Local newspaper accounts, of Air Force personnel recovering a flying “disk” from a local ranch, gave way to a less exciting (but more plausible) account: the retrieval of a downed weather balloon . Even many UFO believers find Roswell’s ‘narrative’ unlikely, if not a deliberate hoax. Secrecy, imposed under Cold War-era anxieties, made people speculate – and inquire – more, rather than less.

Eyewitness testimony is unreliable; recorded evidence can be faked. Triangular or other hull shapes do not qualify as saucers. Any visible object that is both mysterious and aloft fits the definition of a U.F.O. – that does not make it a craft of extraterrestrial origin/operation. It’s the science-fiction nerd in me that enjoys this topic, though I don’t know what to make of it.

Ruling out mundane explanations for aerial phenomena whittles down the ‘unexplained’ sightings to a handful… if there was nothing awry going on, it should whittle them down to zero – but it does not. Any universe as vast as ours is should have millions (if not more) of inhabited planets – so where are these galactic tourists? Absent hard evidence of either military/spy craft or alien star ships, all that is left is a mystery, and those are magnetic…

LIKE A ROLLING STORY

English: Trade ad for 1965 Rolling Stones' Nor...
English: Trade ad for 1965 Rolling Stones’ North American tour. (Photo credit: Wikipedia)

Best if you toss the tourist map, look for your own special places, when you travel.  One July day in London, England, an accidental number of years ago, I took a walk in search of the apartment where, decades earlier, the Rolling Stones almost died.

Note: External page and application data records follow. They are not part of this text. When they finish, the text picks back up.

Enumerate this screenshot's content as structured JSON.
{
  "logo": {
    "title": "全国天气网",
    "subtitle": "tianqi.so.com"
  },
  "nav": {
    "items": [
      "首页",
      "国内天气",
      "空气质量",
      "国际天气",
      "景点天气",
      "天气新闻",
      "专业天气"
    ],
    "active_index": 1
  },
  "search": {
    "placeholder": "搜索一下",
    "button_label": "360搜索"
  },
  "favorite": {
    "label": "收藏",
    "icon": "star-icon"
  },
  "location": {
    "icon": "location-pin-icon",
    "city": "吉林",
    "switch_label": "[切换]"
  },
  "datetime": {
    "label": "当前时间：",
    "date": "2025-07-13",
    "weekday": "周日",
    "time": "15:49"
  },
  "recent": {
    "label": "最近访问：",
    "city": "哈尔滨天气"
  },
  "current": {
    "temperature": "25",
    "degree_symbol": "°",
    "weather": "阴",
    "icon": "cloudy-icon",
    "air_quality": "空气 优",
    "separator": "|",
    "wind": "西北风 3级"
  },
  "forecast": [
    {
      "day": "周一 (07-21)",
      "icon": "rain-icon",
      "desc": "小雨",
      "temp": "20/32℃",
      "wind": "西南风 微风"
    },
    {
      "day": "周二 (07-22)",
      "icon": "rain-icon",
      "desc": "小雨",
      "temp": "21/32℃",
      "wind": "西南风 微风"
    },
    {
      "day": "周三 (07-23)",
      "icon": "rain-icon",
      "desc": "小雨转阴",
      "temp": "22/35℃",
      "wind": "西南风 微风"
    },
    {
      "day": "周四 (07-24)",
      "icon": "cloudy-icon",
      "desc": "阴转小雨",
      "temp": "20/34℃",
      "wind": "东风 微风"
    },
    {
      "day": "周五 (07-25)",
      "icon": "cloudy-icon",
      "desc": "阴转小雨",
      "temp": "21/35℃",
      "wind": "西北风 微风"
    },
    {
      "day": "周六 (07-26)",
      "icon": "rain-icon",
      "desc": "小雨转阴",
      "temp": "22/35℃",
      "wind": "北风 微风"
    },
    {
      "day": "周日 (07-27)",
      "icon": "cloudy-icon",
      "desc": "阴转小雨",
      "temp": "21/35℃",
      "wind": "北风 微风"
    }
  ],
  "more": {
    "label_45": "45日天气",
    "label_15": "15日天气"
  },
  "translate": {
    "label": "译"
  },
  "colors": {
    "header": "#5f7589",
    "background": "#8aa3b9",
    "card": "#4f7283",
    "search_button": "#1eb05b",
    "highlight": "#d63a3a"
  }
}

An exaggeration, you say?  Correct, for I refer here to only three members of the band: Brian Jones, Mick Jagger and Keith Richards.  I had read stories about these skinny young dudes who, crammed together into a tiny apartment, lacking musical (or other) employment, during a punishing winter, had to feed coins into a space heater, time and again, to get through the nights.

The “sensible lads” of the group – Charlie Watts, Bill Wyman and “Sixth Stone” Ian Stewart – lived elsewhere, and presumably had regular work.  The frosty air and bare refrigerator must have forced these skinny guys to focus, like industrial-grade lasers, on music.  Imagine these kids – nobody’s future rock stars, back then – trying to stop shivering long enough, while they practiced their songbook, to ignore how hungry they were.

Hard to reconcile that sympathetic image, in the years since, with all the nonsense about how “devilish” they were supposed to be!  (I didn’t find the place, of course, but it’s the voyage that matters; the place could have been knocked down, for all that I knew, or cared.)  Indeed, it wasn’t the place where they had “almost died”; it’s closer to true to deem it to be the spot where the Stones’ unity was born.   It’s not exactly a spoiler to reveal that they persisted, well past springtime.

THE STORY OF A FRENCH BEACH

THE STORY OF A FRENCH BEACH

Astonishing to realize this was so long ago; the last survivors of this epoch- shattering thing will leave us some day, owing to their great age – surely, that’s the only way any of us wishes to go.  Over 166,000 Allied and Axis men went at it, hammer and tongs, during “Operation Neptune”.  The heartbreak of it: roughly 2,500 Americans (including a distant cousin of mine), two thousand Britons and Canadians, and something like four thousand to nine thousand Germans were “dispatched to Valhalla” from the sand and surf of Normandy.  Rent fiction movies like The Longest Day or Saving Private Ryan, for a “dramatic” look at these cataclysmic events; better, look up authentic “newsreel” footage – the WWII precursor to television news – to see how folks back then were kept informed.